The Maldives Broadcasting Commission letter informing Raajje TV, Channel 13 and Sangu TV of the inquiry, has prompted an outcry with senior editors accusing Riyaz of abusing the controversial defamation law.
Riyaz has also lodged with the print and online media regulator a complaint against newspaper Mihaaru, and online outlets Sun and Avas, however, it is not clear if the Maldives Media Council has launched an inquiry.
MPL and Meridiam have meanwhile continued to trade accusations publicly and have sparked a graft inquiry by the Anti-Corruption Commission.
The ACC said Thursday that it had launched the investigation on its own initiative.
The controversy began in October, when Junaid told reporters that Meridiam had billed the company in excess for oil purchases, causing a loss of MVR1.2million (US$78,000). He accused Meridiam of selling oil at a price far above the market rate.
At the time, Meridiam had won an injunction at the civil court ordering MPL to buy diesel exclusively from the company.
Junaid made his allegations at a press conference, broadcast live on multiple channels, including the state broadcaster, Public Service Media.

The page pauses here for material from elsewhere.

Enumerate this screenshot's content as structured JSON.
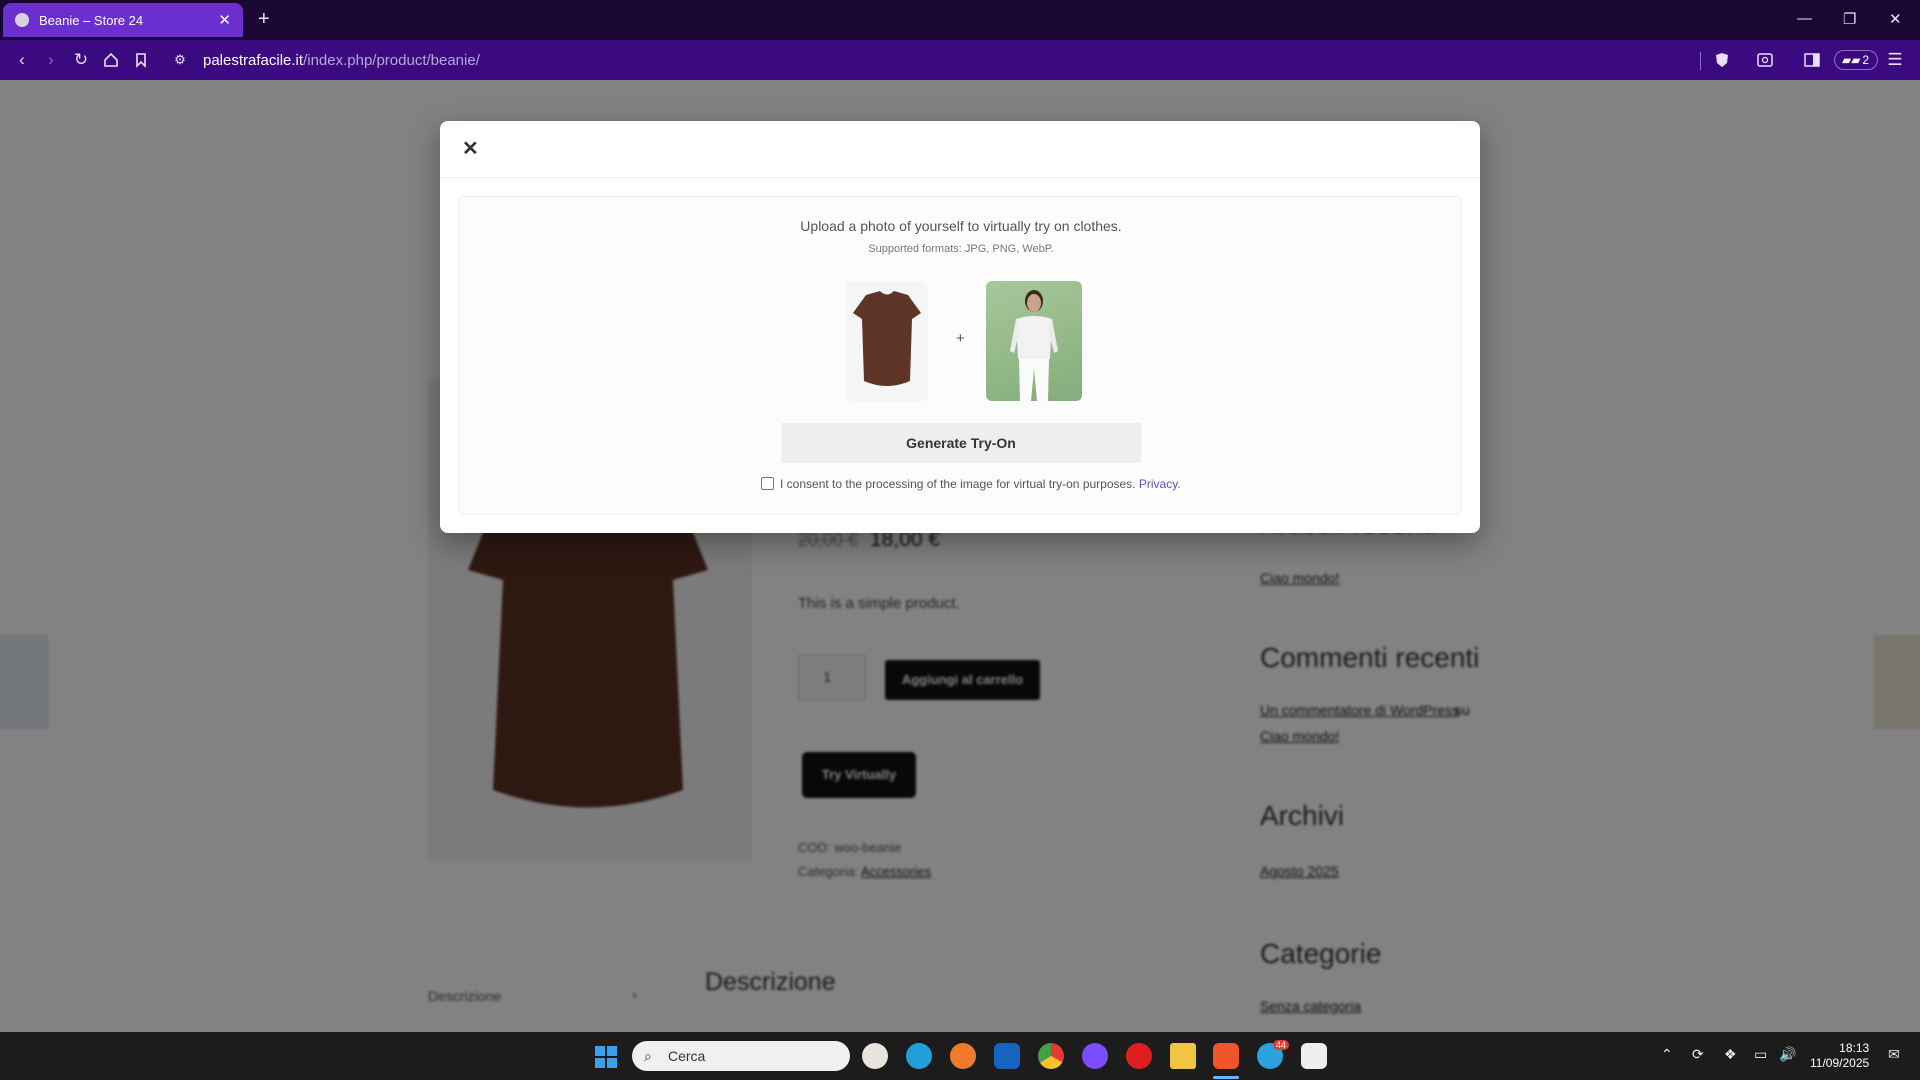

Slamming Riyaz over the defamation claim, the editor of Sun, Ahmed ‘Hiriga’ Zahir, said the lawmaker was abusing the defamation law. “We reported a story about the MPL with quotes from its CEO. There is no place here to criticize the media,” he said, adding: “This is why we are concerned about the defamation act. It can be abused like this.”
The defamation law, approved in August and widely condemned as an attack on press freedom, requires journalists to demonstrate they made an adequate effort to obtain responses to defamatory allegations.
If found guilty, journalists and media outlets face hefty fines, and failure to pay up could lead to jail terms and closure of the news outlets.
Raajje TV’s News Director Ali Yoosuf meanwhile said Riyaz should have sued MPL instead of the media. “We gave him air time to respond, and his comments were broadcast in all of our coverage of the story,” he said.
Riyaz was not responding to calls for comment at the time of going to press.
The continuing war of words between MPL and Meridiam has meanwhile attracted further media attention.
Meridiam on Wednesday told Mihaaru that the contract to supply fuel was approved by the company’s board of directors and that it had offered the lowest price of all the firms that had bid for the contract in 2015.
An unnamed official also alleged that MPL was attempting to transfer the lucrative contract to others who had connections with the government.
Within hours, MPL hit back with a press statement, decrying Meridiam’s alleged attempt at misleading the public, and said the 2015 agreement was renewed in 2016 without the board’s knowledge, and was therefore invalid.
It was not Meridiam that had proposed the lowest price, the statement added.
Junaid had previously said that the contract was renewed without an open bid.
The civil court has meanwhile ruled in Meridiam’s favour; in December, the court said MPL was buying diesel from other suppliers in breach of its contract with Meridiam and ordered the ports company to buy diesel exclusively from Meridiam for vehicles and vessels used in Malé’s commercial port.
MPL has now filed an appeal at the high court.
This is not the first time that Meridiam has attracted controversy: it was reportedly under investigation by the ACC in February over a deal with the state-owned Fenaka Corporation.
Meridiam is also locked in litigation with the state wholesaler; the State Trading Organisation appealed a civil court ruling in favour of Meridiam to recover MVR19.3 million (US$1.2 million) released as a credit facility.
The STO claims that Meridiam failed to pay for fuel released on credit from March to December 2010 along with fines imposed for non-payment. But the civil court ruled in June that STO was unable to produce original documents to prove that the fuel was ever released to Meridiam. The case is ongoing.